In January, 2004 I offered my art quilter's group a color study opportunity. We started out with purple and yellow, opposites on the color wheel, and one of my favorite combinations. I asked them to pick a block that they would be making, over and over again, with several different color combinations throughout the study. I emphasized that a simpler block would be a better choice. I chose Sisters Choice. I used as many variations of purple and yellow as I could find in my fabric collection. Some were hand dyed, some commercial, some batiks, some regular fabrics. I used several values of each color. I told them to also make one block of all yellow and one of all purple to experiment with values. I couldn't hold myself back on the scraps from piecing, I had to make a few crazy pieced blocks. I haven't made them into a quilt yet. Maybe I need some more blocks, maybe every other block needs to be a spacer block with a simpler design. After all it has only been 3 3/4 years, lets not rush it now!
In case you think I may run out of quilt pictures to post, these are the boxes containing quilt tops waiting to be quilted. They are stored under my pool table/cutting table in my basement studio area. I am trying to finish as many as possible. I have given away and sold some that I didn't feel the need to finish.

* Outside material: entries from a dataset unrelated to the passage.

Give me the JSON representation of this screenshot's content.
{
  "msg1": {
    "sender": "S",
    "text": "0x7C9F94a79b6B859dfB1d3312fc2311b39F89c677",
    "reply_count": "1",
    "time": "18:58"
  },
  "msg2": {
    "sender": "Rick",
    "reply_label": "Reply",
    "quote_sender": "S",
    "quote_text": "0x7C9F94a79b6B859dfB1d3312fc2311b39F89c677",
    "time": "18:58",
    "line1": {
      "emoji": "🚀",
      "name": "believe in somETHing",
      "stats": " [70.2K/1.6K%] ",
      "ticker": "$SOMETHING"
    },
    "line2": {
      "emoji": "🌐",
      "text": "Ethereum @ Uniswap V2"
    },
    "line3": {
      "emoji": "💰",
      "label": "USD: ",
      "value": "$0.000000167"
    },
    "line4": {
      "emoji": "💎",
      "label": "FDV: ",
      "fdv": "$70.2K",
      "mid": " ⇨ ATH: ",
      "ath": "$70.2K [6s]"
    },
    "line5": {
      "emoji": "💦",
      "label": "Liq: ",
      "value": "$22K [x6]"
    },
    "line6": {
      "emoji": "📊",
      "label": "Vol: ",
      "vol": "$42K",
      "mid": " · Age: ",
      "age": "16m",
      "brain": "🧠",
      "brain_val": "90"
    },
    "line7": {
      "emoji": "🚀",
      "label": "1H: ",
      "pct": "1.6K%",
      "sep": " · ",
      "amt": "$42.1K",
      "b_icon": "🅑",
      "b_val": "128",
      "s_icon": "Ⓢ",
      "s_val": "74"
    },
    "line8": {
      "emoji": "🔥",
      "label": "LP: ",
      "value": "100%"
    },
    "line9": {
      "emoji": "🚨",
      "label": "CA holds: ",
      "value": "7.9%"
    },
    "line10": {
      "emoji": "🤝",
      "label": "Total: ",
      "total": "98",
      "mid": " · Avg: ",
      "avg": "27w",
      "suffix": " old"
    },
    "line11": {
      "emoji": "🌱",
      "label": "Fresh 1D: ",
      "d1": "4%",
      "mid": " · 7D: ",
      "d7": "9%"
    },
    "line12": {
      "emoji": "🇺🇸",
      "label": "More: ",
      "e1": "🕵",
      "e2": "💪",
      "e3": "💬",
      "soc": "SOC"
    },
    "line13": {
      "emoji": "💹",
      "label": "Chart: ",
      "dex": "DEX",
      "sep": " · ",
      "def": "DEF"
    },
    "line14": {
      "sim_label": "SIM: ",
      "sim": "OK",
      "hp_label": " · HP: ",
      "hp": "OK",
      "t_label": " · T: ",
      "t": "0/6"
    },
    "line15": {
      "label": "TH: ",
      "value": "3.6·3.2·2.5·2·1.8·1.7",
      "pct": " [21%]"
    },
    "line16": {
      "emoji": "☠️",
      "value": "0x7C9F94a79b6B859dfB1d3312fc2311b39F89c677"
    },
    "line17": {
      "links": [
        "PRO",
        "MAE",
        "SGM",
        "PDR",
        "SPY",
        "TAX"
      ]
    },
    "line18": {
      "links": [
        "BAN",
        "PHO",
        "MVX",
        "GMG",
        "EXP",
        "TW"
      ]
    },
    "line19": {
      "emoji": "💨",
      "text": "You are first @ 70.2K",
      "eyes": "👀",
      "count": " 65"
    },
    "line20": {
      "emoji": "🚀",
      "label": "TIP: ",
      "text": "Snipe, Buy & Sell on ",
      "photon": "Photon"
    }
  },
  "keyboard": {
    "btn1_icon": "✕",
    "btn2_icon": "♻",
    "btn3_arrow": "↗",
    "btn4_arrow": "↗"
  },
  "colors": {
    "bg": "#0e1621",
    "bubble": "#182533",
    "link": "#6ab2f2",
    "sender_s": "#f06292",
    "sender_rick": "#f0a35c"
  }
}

Tuesday, September 18, 2007

Blast from the past

Do you remember these great little '70's items? This folded card of instructions and pictures is from 1971. Did they make it back with the revival of '70's fashion? The quilt below is the third quilt that hangs on my dining room/gallery wall. I finished it in 1998. I started it in '96 or '97 but couldn't seem to make decisions on it. It was going to go to a gallery in Door County, Wisconsin where I sold my art. I tried to force myself to finish it before a trip up to visit the gallery, but just couldn't get it done. I told the wife of the couple about it and said I would have it ready for the next selling season (they closed for the winter). A few months later I heard she had ovarian cancer and she died that fall. I finished the piece and decided it would still go up there the next spring if the husband was going to continue the gallery. In the spring I waited to hear from
him as I usually did around April. In May my UPS man delivered a package to me and he also knew this couple who ran the gallery. I mentioned to him that I hadn't heard from the husband about when he would be down to pick up our work. The UPS man told me the husband had died of a brain tumor earlier that spring. I'm getting goosebumps and tears as I type this. That day is one of those memories that I can recall with detail, and the shock I felt that they were both gone.

I put a price on this wallhanging and showed it with other pieces to a prospective buyer. She bought a different piece, and I immediately decided I would not sell this piece. This piece has too many memories for me to part with it. They were a lovely couple and the four years of friendship and business dealings are a good memory and this piece constantly reminds me of that good time.

Monday, September 17, 2007

Fall colors

Here is another quilt made from Margaret Miller's "Easy Pieces" technique. I always had to have one in progress to show my classes so I think I made about 7 of them. If I didn't need them for class samples or progress examples I'm sure I wouldn't have made more than 3. Teaching classes the way I did it produced a lot of quilts and wall hangings that I really don't need to own. I donated some to our local hospital and they framed them between 2 sheets of Plexiglas with a metal frame so they wouldn't be a "fire hazard". They were originally refused until one of the gentlemen working there figured out a way to hang them that would follow the rules.

I still own this wall hanging and it reminds me of fall, so I think I will hang it in the hallway to the bedrooms and bathroom. More about stash: I love to pull combinations that work well together (ignore the blue lid to a box) and have one blanket box full of this type of combinations. I go through the fabrics in there once in awhile to make sure I don't have a "winner" hiding in there that would work in several other projects I have in mind.
I haven't come up with the quilt for this group yet, but I have it laying where I see it every day, so maybe soon........